Another sound, which I can hear as I write this, is the thin, plaintive, high-pitched squealing/shrieking/wailing of the baby bird season. I have had trouble describing it, but I have seen some people online give it a name – and that name is “Tseeep”. It could also be “Tseeeeep” or even “Tseeeeeeep”, as it is quite drawn out and mournful.
For a while I thought it might be an insect, or a baby bird, but now I know the truth. It is a specific warning sound made by an adult blackbird (Turdus Merula) – and I have seen both male and female parents doing it.
I have just found a very good blog post, illustrated with the various alarm sounds on The Rattling Crow, a blog on bird behaviour. It makes me realise how little I know about the subtle differences between various blackbird alarm calls used in different circumstances.
The blog writer, Africa Gomez, identifies “Tseeep” as “Seeee”, very different from the common alarms a blackbird uses, flicking its wings and tail and making a chinking and clattering noise as it flies for cover.

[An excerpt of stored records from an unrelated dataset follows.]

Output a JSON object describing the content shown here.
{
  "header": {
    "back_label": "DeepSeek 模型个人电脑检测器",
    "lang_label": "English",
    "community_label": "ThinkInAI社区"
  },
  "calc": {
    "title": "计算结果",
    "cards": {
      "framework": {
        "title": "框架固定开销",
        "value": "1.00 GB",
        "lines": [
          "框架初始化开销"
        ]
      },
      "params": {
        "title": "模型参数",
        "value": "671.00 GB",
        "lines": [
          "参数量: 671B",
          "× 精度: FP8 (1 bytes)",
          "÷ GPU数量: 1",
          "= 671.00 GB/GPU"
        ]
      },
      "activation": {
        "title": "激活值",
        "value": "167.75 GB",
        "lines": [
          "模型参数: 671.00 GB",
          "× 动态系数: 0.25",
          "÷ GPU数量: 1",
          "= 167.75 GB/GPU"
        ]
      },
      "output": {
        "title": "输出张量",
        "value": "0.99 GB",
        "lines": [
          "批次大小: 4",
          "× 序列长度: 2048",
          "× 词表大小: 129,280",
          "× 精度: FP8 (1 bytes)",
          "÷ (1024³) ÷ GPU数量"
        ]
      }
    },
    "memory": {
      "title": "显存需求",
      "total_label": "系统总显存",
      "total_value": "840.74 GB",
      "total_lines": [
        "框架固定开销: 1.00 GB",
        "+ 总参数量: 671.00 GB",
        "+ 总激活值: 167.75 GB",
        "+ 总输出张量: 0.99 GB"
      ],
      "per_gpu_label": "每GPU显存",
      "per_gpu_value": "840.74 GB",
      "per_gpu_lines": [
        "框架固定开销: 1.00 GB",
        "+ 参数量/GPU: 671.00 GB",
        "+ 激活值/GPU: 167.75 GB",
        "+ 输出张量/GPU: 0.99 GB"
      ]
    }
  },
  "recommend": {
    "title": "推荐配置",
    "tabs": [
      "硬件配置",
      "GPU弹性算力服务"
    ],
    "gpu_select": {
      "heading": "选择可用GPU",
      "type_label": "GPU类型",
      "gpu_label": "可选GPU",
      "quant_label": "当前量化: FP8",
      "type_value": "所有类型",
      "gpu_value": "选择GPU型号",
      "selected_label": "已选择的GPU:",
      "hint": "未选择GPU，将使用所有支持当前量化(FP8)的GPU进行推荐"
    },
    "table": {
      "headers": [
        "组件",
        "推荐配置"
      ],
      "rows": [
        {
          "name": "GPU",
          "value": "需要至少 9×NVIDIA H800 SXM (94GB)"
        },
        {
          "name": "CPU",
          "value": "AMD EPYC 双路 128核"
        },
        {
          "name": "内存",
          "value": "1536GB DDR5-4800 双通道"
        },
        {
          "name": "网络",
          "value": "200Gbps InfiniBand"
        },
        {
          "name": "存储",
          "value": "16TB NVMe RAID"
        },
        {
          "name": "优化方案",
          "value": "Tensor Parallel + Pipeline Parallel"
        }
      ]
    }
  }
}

The call is high-pitched to make the bird more difficult to locate, and it also seems to have the effect of making its family go quiet in the nest to avoid the attentions of a possible predator.
Although similar to many birds’ warnings for aerial threats, as opposed to cats on the ground, in my garden at least the blackbirds make the noise when a human is around, even though they KNOW I am there to feed them since they line up outside the window every morning, waiting for the raisins I put out.
So that’s the sound explained and I now feel pleased to hear it as I know there are baby birds around, even though they are not brought to visit our bird table until they are toddlers or even later. We have plenty of shrubby cover, so the parents prefer to take the food there to feed the young ‘uns.
We know adult male blackbirds are black, with gold beak and eye ring, while females are brown and without the gold, but I must admit I continue to have problems differentiating between brown juvenile blackbirds and adult females. Here are some pictures I have taken over the last few years and what age and sex I think the birds are, although I am probably wrong in some cases…
As they get older you also have to work out which sex they are going to be…
So I am afraid I still have more questions than answers, despite reading up on the subject and looking at examples. It’s the reddish colour that throws me every time…
For more information:
See the RSPB blackbird page here
See the British Garden Birds blackbird page here
See the BTO blackbird page here
See the Wikipedia blackbird page here